EXERCISE REQUIREMENTS:
Here are some records; copy every line that holds the word "security".

───

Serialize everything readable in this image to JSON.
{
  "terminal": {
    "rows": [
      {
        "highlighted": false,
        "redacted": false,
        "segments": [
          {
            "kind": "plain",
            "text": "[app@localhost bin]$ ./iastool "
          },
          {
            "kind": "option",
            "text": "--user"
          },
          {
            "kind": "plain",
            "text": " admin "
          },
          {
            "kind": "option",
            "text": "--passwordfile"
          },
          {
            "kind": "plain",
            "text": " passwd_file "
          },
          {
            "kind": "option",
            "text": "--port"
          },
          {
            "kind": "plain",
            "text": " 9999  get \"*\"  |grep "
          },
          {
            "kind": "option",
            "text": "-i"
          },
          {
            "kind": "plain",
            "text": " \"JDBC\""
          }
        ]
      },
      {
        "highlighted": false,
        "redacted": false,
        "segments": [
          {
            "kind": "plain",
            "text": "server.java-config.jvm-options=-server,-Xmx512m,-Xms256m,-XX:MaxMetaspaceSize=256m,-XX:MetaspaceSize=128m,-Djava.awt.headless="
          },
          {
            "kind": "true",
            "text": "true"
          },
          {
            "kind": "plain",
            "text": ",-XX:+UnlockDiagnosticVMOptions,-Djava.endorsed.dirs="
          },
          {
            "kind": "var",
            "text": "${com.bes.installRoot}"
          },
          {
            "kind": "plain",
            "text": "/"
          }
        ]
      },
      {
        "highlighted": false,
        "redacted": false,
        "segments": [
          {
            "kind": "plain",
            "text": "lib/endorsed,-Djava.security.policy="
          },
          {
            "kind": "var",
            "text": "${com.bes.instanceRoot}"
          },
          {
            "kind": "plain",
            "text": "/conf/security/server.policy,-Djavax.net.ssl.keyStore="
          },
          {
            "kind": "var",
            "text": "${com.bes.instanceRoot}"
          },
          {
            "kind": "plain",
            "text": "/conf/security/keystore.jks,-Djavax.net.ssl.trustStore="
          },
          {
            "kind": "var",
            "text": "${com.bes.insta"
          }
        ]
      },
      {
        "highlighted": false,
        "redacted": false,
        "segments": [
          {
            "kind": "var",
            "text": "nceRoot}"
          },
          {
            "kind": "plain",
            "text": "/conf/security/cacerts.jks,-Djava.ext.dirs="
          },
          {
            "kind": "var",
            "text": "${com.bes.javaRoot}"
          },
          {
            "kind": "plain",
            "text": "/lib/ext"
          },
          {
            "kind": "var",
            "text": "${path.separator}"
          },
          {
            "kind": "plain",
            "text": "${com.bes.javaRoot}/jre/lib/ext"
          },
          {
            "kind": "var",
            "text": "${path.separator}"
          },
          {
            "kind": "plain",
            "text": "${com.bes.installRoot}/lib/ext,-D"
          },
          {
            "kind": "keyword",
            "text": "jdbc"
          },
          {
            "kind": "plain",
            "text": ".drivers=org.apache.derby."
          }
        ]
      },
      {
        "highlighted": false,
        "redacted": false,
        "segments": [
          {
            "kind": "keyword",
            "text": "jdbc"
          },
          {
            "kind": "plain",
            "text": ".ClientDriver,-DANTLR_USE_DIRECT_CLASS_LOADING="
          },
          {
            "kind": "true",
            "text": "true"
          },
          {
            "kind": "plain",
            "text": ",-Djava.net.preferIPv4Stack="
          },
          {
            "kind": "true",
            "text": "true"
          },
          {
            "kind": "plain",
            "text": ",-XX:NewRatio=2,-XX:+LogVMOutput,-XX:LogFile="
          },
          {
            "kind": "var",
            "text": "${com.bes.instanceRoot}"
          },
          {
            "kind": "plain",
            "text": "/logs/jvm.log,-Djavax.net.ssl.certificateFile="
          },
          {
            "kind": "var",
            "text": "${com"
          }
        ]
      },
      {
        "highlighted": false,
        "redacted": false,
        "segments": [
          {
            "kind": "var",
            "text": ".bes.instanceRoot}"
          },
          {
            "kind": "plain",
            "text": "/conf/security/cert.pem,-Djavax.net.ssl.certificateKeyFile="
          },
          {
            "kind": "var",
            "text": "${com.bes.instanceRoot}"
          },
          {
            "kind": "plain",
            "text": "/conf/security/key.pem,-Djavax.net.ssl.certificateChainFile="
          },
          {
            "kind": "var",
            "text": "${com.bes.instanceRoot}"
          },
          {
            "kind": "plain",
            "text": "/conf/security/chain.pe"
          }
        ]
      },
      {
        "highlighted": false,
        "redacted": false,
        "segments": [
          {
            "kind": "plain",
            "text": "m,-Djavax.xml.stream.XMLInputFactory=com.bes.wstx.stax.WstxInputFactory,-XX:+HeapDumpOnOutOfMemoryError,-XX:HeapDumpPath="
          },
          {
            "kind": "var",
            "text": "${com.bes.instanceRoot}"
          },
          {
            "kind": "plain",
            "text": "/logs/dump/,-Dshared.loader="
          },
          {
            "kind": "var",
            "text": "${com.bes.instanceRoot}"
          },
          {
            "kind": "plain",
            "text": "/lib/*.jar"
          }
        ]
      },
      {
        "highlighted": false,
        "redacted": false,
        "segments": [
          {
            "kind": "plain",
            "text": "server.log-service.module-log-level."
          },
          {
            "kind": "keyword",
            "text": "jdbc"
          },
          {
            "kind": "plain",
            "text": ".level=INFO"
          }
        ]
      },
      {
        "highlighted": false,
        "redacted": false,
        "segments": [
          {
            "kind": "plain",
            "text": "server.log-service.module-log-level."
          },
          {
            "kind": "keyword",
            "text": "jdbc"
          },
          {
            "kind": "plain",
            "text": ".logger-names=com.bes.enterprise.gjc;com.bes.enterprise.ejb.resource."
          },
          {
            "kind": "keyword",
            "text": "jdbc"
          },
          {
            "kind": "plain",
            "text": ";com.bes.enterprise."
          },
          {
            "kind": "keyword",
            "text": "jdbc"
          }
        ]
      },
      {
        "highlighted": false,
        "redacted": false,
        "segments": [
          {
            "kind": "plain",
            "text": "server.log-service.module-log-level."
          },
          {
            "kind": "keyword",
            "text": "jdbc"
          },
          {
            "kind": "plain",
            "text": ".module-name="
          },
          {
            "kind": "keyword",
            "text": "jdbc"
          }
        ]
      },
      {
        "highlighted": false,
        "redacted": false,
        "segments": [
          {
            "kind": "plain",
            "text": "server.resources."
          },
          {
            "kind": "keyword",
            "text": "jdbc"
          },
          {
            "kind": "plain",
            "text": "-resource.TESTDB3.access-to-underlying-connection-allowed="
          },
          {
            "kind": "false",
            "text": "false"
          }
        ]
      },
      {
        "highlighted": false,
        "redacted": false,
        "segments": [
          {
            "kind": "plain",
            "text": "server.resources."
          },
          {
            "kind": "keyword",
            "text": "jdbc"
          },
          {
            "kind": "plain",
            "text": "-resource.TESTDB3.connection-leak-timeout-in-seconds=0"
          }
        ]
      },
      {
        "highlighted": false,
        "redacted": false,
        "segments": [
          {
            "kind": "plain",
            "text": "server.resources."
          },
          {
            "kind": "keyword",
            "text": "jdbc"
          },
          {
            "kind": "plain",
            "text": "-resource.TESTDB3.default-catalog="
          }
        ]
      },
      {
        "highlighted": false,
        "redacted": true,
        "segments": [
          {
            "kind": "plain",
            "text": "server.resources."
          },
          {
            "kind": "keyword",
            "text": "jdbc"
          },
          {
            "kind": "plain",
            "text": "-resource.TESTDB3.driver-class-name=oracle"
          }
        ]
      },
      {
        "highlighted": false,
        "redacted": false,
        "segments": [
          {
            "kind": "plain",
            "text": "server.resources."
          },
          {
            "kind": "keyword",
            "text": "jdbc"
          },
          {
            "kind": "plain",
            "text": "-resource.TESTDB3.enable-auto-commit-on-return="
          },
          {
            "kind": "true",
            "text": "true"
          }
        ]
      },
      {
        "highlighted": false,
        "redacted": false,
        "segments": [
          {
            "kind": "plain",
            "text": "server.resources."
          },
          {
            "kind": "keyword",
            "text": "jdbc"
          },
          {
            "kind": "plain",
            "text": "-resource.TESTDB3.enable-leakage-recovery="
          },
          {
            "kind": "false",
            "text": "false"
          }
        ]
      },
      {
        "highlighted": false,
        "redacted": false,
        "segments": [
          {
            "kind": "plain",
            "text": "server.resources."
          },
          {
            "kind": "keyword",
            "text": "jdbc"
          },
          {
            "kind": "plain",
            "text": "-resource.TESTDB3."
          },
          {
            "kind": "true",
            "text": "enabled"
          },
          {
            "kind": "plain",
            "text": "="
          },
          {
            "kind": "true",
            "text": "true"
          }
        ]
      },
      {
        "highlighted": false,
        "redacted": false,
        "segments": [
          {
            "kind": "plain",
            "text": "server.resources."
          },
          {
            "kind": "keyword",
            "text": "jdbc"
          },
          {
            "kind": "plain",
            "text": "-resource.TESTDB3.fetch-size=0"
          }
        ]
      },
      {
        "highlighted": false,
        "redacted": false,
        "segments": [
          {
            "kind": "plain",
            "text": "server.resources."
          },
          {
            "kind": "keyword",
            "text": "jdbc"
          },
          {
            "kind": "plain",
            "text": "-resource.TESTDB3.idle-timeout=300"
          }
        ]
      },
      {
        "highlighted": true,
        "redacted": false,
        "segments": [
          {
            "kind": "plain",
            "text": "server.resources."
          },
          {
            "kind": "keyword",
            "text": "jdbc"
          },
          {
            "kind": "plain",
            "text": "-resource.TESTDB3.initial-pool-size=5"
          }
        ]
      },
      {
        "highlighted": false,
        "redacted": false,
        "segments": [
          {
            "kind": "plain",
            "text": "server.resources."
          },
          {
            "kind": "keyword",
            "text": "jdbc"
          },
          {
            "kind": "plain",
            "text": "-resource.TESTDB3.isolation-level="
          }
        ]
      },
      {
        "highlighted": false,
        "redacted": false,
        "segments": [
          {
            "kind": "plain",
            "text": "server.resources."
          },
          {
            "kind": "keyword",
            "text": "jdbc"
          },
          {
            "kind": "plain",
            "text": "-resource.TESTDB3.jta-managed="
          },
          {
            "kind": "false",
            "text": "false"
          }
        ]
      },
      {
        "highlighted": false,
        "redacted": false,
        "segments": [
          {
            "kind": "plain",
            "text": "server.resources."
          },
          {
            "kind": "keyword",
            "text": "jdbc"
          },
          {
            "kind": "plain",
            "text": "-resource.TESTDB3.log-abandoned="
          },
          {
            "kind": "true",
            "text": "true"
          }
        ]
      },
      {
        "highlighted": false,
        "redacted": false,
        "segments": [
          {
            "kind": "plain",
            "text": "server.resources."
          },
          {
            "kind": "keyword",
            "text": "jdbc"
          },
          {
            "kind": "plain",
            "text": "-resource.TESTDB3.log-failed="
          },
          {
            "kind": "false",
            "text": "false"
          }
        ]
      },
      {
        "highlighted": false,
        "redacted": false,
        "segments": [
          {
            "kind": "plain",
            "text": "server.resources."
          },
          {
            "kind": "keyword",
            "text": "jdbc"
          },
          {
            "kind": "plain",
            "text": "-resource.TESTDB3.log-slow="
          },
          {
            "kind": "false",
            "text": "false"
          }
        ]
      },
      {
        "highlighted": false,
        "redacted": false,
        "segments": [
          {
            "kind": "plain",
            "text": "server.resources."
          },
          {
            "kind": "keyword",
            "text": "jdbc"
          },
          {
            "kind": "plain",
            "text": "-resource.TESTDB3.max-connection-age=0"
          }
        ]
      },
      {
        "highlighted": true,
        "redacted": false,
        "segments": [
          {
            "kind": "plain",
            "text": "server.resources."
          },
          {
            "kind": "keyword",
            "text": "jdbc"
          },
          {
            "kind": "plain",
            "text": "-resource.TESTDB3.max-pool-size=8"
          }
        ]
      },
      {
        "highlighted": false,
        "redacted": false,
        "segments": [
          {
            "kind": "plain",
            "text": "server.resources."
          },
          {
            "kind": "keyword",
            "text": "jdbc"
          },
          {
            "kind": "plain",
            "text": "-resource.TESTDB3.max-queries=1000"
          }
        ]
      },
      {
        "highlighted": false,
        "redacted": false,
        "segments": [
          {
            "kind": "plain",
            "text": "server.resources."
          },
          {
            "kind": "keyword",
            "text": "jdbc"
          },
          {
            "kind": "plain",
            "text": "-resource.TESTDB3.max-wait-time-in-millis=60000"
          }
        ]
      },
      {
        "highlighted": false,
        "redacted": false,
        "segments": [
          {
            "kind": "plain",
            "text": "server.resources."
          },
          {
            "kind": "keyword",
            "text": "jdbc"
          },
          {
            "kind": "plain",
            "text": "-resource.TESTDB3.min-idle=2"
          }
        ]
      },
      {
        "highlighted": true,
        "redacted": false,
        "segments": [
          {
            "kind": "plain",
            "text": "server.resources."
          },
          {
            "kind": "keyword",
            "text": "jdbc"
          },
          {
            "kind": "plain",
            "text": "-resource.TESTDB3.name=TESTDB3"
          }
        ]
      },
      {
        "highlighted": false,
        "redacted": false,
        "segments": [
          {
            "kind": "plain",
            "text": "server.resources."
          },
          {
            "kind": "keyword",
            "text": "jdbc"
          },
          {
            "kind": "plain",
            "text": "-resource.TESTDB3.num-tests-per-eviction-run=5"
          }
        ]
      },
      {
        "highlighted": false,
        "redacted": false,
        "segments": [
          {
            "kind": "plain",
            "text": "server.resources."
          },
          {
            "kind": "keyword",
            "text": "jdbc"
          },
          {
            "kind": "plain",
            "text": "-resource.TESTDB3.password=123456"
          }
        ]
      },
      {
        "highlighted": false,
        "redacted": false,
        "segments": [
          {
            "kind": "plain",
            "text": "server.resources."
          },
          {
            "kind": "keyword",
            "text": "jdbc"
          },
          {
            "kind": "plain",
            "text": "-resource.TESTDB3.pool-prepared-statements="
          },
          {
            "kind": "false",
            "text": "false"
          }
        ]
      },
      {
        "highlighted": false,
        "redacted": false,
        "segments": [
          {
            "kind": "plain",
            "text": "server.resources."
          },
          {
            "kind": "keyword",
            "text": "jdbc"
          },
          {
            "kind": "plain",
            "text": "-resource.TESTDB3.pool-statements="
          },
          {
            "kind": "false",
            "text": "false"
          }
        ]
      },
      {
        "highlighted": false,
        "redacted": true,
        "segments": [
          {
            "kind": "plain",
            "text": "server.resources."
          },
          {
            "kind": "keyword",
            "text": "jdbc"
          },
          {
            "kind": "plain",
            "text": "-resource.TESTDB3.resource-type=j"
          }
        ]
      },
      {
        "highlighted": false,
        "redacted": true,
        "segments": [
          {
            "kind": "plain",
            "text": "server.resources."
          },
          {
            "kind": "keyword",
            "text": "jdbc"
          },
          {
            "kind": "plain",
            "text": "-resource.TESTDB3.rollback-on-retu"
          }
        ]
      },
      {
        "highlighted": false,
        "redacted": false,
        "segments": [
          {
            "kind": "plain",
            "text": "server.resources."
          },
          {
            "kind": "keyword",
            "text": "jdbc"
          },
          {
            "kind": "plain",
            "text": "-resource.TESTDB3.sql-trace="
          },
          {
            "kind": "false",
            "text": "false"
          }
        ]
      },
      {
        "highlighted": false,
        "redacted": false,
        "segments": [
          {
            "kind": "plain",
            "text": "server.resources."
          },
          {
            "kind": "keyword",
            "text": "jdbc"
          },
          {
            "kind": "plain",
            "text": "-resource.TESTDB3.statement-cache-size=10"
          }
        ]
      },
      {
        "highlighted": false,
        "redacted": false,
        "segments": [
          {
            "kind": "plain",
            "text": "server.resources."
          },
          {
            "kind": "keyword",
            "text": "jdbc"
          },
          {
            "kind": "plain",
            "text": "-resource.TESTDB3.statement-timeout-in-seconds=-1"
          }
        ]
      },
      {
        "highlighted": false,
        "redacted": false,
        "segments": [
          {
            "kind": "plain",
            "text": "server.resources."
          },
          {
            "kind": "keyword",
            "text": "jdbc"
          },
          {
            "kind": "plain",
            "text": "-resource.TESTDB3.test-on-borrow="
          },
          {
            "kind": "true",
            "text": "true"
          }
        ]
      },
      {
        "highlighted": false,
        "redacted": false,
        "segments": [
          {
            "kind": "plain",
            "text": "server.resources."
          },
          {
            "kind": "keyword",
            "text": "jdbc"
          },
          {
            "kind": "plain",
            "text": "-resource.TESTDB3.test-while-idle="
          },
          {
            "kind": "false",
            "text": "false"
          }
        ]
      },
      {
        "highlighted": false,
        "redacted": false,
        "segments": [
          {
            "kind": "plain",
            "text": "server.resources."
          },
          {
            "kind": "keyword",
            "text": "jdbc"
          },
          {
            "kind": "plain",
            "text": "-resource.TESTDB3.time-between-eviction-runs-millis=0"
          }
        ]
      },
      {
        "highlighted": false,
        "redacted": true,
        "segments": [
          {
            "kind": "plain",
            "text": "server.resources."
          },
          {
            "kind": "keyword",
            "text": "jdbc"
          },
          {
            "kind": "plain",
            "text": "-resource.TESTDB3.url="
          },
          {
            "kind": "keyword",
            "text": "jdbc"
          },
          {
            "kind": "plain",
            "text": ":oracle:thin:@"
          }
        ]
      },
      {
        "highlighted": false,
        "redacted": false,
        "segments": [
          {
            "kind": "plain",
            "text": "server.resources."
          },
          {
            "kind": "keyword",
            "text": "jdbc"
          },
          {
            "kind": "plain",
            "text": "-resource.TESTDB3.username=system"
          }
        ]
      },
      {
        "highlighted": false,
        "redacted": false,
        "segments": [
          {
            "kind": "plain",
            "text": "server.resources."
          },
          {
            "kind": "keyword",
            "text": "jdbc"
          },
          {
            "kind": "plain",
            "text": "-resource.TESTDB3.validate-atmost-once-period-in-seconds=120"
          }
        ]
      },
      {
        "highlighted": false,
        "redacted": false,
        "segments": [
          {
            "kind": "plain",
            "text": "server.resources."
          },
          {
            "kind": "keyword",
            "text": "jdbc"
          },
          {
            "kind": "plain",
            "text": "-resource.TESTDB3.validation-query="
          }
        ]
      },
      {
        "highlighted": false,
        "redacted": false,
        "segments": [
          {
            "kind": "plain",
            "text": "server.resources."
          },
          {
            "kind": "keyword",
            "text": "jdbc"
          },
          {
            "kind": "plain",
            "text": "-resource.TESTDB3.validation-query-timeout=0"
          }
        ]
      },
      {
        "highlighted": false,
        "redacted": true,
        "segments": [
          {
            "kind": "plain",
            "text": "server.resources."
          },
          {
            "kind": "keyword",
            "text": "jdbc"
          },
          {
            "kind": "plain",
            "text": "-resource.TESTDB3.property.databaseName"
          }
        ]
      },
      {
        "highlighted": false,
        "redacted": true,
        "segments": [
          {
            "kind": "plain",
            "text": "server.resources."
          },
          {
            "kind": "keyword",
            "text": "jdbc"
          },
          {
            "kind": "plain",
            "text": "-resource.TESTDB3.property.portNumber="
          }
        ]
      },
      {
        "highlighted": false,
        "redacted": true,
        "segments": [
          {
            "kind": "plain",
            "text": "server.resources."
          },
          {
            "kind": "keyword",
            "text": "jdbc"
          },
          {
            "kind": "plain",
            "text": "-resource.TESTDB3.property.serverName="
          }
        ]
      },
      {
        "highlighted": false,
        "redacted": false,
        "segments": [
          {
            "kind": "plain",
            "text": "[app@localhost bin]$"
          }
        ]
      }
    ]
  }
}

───

TASK OUTPUT:
            "text": "lib/endorsed,-Djava.security.policy="
            "text": "/conf/security/server.policy,-Djavax.net.ssl.keyStore="
            "text": "/conf/security/keystore.jks,-Djavax.net.ssl.trustStore="
            "text": "/conf/security/cacerts.jks,-Djava.ext.dirs="
            "text": "/conf/security/cert.pem,-Djavax.net.ssl.certificateKeyFile="
            "text": "/conf/security/key.pem,-Djavax.net.ssl.certificateChainFile="
            "text": "/conf/security/chain.pe"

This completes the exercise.